You need the right business software. Some retailers think they’re too small to consider investing in this, but now is exactly the time to invest in something scalable.
What are the key investment priorities for the retail market?
Online. The online experience and revenue generated through it is going to double every two to three years. You’ve got to get the online experience right.
What appear to be the hot topics retailers are buzzing about at the conference?
There are absolutely three hot topics. The first is global expansion in terms of how retailers can trade in a different currency. The second is the ability to have real-time visibility of stock and distribution. And finally, it’s how retailers can target customers in an effective and timely way to get them to buy more things.
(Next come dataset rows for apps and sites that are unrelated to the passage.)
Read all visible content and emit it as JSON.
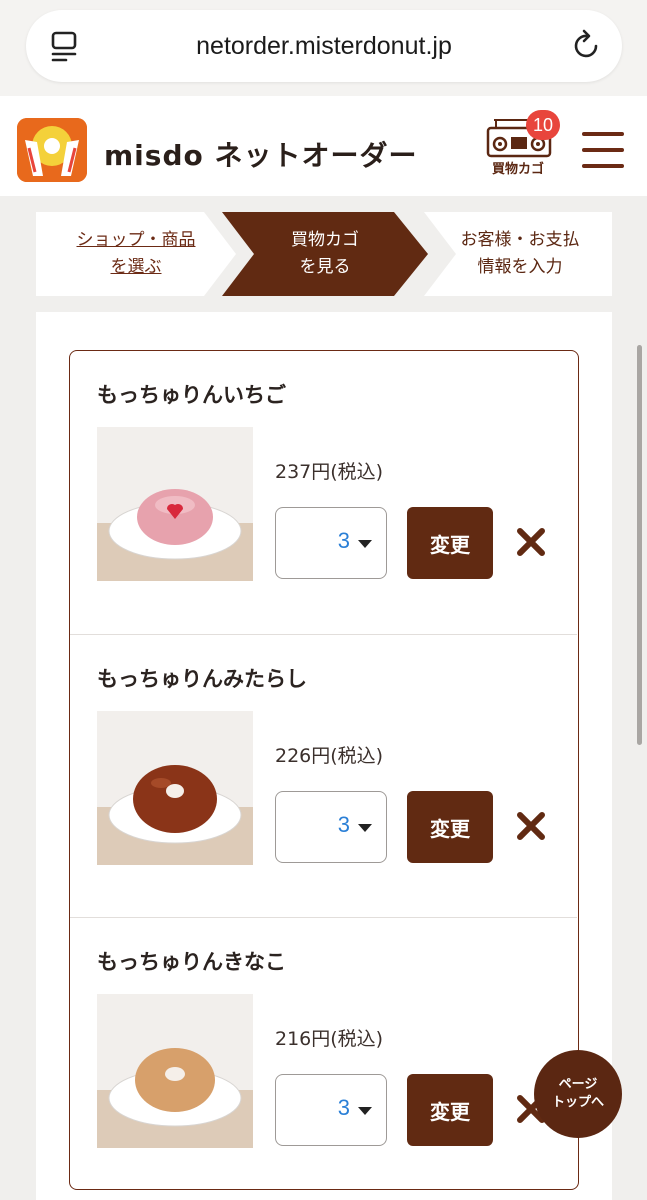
{
  "browser": {
    "url": "netorder.misterdonut.jp"
  },
  "header": {
    "brand": "misdo ネットオーダー",
    "cart_label": "買物カゴ",
    "cart_count": "10"
  },
  "steps": [
    {
      "label_line1": "ショップ・商品",
      "label_line2": "を選ぶ"
    },
    {
      "label_line1": "買物カゴ",
      "label_line2": "を見る"
    },
    {
      "label_line1": "お客様・お支払",
      "label_line2": "情報を入力"
    }
  ],
  "cart": {
    "items": [
      {
        "name": "もっちゅりんいちご",
        "price": "237円(税込)",
        "qty": "3",
        "change_label": "変更",
        "donut_color": "#e7a2ad"
      },
      {
        "name": "もっちゅりんみたらし",
        "price": "226円(税込)",
        "qty": "3",
        "change_label": "変更",
        "donut_color": "#8a3418"
      },
      {
        "name": "もっちゅりんきなこ",
        "price": "216円(税込)",
        "qty": "3",
        "change_label": "変更",
        "donut_color": "#d7a06b"
      }
    ]
  },
  "page_top": {
    "line1": "ページ",
    "line2": "トップへ"
  },
  "colors": {
    "brand_brown": "#612a12",
    "accent_orange": "#e8691c",
    "badge_red": "#e8453c",
    "qty_blue": "#2a7fd6"
  }
}
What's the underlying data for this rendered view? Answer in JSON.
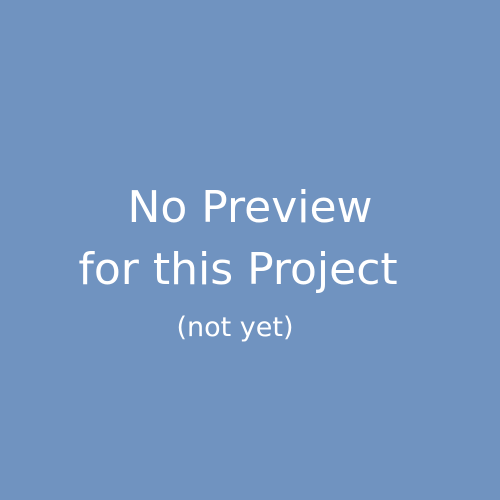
{
  "placeholder": {
    "background_color": "#7093c0",
    "text_color": "#ffffff",
    "line1": "No Preview",
    "line2": "for this Project",
    "line3": "(not yet)"
  }
}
What have you gotten out of the conference so far?
This is my fifth SuiteWorld, but some of the announcements today had me on the edge of my seat and shows me how far NetSuite has come. Particularly the developments with Microsoft from being a competitor to becoming a partner, and to see the CEO come on screen was amazing.
Also, seeing some of the customer wins I’ve had visibility of and hearing from the MDs of those companies on stage talking to the audience, and getting a sense of how excited they are about what they’ve achieved and what’s next.
We’ve transformed our business with a dedicated retail section in ANZ, and the barriers to entry are so different. So a clear message to retailers is to at least have a look. We’ve yet to have someone talk to us and say it’s a waste of time.
Power Retail is attending the SuiteWorld Conference in San Jose this week as a guest of NetSuite.